[Dataset entries]
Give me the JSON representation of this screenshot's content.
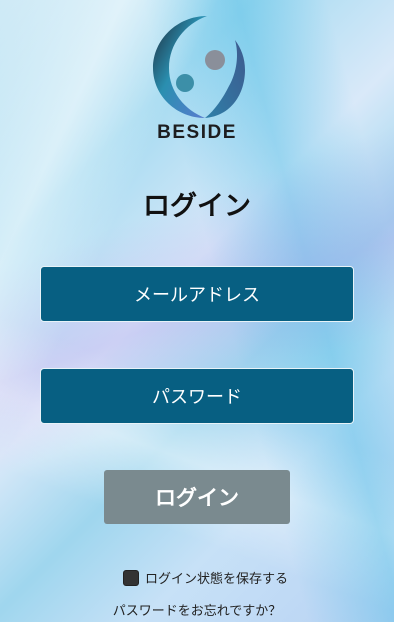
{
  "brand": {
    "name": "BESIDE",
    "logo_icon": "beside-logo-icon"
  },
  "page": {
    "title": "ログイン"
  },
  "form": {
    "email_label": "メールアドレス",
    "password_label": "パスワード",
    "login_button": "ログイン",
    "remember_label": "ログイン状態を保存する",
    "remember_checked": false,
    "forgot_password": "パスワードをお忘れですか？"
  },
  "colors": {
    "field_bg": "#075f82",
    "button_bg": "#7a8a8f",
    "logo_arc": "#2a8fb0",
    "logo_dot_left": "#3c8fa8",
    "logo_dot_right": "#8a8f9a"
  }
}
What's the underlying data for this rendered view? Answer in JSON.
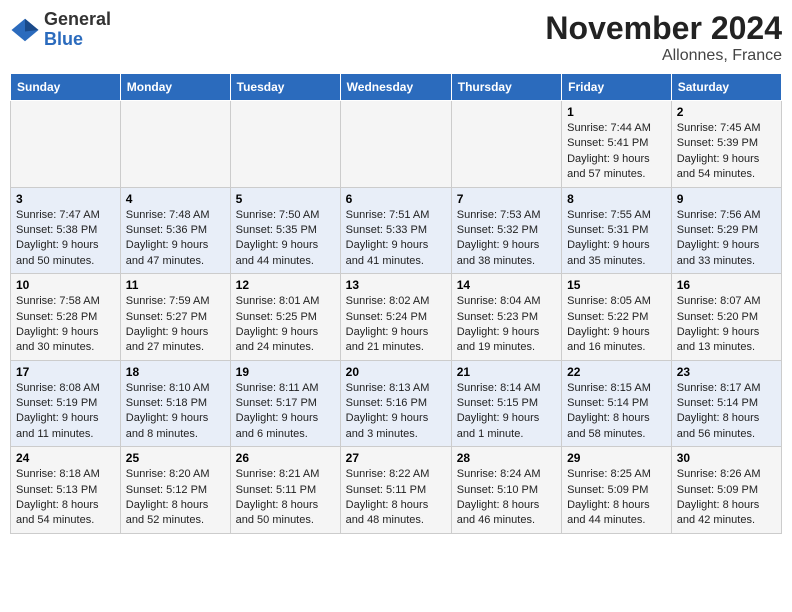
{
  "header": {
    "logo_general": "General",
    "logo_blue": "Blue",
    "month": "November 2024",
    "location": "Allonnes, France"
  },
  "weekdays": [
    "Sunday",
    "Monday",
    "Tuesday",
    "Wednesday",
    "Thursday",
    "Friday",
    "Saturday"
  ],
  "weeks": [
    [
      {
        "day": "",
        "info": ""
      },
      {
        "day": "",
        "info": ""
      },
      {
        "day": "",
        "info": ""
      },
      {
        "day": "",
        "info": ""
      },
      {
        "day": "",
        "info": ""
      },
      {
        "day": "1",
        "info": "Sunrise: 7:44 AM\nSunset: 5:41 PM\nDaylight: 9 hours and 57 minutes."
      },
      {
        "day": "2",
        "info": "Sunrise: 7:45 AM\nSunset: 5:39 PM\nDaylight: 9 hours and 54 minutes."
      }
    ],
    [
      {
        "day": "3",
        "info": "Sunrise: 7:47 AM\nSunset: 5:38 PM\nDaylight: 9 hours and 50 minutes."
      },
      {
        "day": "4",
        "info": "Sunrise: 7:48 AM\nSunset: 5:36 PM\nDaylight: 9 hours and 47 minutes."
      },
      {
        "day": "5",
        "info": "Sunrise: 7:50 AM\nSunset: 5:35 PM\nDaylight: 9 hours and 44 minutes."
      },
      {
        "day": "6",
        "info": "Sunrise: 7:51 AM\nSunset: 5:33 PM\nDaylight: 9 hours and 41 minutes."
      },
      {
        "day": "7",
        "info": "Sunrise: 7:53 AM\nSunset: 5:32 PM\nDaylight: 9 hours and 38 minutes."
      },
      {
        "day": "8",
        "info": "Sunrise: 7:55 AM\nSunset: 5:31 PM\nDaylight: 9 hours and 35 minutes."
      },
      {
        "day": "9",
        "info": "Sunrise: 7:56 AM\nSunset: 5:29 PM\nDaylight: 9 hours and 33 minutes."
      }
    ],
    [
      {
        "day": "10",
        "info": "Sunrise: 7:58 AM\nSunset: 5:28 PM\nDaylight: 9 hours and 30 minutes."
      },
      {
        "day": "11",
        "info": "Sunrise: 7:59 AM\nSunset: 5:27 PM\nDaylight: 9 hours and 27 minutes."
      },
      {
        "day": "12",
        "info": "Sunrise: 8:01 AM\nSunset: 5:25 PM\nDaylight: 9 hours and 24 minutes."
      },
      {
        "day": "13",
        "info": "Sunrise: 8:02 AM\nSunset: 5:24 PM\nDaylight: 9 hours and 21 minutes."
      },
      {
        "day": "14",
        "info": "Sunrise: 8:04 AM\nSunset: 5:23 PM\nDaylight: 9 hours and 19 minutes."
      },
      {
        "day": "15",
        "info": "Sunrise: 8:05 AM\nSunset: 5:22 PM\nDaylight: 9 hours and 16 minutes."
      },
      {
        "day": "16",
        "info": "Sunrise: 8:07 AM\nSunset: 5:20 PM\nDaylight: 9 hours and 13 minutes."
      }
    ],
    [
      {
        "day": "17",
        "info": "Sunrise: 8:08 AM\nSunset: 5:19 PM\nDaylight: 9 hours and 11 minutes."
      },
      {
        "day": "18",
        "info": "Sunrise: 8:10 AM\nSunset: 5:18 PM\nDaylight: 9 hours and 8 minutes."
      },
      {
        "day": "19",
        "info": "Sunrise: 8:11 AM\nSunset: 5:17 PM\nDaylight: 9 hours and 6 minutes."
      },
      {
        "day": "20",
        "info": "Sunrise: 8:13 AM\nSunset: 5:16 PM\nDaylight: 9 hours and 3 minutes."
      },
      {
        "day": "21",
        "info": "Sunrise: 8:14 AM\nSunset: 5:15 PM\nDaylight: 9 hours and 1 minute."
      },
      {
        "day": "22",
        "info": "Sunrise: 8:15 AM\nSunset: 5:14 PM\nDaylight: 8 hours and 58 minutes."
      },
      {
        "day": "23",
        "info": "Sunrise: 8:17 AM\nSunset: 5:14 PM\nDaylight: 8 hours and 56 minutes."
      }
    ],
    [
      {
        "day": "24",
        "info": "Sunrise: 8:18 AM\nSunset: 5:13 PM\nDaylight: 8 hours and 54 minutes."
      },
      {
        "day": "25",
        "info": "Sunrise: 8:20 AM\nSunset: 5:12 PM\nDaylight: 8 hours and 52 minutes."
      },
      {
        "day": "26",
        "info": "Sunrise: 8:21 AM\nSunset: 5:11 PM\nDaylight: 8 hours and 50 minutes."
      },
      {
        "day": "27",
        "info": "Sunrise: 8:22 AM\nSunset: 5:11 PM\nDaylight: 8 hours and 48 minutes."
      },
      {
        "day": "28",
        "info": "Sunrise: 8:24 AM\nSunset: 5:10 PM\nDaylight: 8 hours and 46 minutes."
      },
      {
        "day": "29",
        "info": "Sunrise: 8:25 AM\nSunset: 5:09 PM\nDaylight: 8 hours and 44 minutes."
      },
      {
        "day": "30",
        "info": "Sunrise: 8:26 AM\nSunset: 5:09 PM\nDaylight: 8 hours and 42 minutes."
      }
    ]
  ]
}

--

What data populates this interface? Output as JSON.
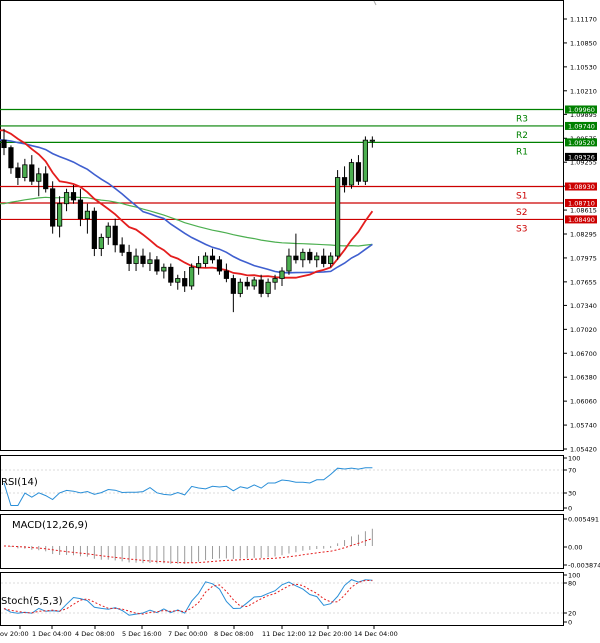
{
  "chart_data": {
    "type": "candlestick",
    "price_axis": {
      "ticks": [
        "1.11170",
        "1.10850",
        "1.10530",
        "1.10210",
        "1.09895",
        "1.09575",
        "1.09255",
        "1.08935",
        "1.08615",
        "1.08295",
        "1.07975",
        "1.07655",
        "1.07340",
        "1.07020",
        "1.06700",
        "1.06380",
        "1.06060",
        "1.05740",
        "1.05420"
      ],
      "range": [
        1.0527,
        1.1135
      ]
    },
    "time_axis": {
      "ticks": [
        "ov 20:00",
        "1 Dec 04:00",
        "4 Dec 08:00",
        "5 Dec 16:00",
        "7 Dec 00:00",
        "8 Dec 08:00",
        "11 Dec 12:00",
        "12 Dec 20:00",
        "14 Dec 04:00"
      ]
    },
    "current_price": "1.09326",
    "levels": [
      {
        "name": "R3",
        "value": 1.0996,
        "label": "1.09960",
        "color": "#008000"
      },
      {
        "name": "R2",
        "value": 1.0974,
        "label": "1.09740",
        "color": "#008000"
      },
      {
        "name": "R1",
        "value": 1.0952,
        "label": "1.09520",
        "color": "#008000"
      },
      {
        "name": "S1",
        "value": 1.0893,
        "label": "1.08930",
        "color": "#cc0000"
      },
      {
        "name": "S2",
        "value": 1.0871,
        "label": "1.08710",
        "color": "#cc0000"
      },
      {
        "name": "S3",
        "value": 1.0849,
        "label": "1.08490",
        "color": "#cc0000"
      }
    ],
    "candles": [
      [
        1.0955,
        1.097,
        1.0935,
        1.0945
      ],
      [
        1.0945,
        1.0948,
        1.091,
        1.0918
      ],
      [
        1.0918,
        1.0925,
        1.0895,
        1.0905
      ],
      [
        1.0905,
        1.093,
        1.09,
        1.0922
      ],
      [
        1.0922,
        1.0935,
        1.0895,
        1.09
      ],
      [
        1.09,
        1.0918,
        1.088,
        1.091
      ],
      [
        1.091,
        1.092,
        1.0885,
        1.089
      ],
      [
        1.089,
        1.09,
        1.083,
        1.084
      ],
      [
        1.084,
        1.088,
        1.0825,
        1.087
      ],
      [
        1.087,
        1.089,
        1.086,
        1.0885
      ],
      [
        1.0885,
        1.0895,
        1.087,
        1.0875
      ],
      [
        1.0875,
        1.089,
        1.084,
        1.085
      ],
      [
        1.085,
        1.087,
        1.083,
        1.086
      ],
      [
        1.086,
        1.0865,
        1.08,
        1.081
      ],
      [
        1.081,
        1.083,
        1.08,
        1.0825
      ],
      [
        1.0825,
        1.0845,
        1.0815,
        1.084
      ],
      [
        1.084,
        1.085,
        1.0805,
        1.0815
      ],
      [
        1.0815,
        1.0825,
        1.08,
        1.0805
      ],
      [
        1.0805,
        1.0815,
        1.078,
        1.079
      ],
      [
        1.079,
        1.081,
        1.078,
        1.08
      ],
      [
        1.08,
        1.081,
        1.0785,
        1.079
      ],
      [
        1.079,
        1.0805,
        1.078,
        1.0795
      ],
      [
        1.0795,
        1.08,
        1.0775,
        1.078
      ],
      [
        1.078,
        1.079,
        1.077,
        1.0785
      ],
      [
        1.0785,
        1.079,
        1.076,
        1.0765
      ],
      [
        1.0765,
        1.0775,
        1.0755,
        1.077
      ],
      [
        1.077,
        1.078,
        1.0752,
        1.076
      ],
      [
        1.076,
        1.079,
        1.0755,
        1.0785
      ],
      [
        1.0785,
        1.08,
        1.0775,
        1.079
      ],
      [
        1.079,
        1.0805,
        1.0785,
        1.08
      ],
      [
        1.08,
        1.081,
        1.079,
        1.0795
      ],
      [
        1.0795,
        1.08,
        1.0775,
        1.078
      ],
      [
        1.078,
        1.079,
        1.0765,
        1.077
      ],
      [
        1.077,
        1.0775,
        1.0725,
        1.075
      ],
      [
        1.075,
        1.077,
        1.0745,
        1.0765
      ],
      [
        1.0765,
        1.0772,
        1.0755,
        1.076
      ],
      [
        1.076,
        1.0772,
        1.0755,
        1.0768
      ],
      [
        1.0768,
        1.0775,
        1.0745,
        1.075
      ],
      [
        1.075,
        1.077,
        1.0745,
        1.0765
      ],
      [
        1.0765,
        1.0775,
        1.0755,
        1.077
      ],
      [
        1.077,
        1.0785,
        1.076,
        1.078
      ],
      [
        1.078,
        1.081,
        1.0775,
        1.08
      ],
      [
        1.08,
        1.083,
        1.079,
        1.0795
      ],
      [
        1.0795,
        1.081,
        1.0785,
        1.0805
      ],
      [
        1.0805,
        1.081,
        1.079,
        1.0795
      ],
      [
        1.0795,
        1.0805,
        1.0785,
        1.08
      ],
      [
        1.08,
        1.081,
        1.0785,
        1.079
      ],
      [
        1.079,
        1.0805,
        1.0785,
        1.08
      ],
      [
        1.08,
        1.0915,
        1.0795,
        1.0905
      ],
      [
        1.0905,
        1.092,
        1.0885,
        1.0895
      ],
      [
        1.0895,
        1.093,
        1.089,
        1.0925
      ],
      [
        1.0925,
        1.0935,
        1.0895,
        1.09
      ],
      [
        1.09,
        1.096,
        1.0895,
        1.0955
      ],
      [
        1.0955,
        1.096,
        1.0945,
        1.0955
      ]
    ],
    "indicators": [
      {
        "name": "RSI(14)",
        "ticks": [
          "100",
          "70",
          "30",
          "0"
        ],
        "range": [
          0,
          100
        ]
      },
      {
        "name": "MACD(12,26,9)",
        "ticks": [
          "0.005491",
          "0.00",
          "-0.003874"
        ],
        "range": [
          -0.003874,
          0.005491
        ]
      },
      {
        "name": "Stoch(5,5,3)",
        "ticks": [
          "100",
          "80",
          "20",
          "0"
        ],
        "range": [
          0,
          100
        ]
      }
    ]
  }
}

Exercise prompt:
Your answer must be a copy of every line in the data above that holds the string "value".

Expected answer:
        "value": 1.0996,
        "value": 1.0974,
        "value": 1.0952,
        "value": 1.0893,
        "value": 1.0871,
        "value": 1.0849,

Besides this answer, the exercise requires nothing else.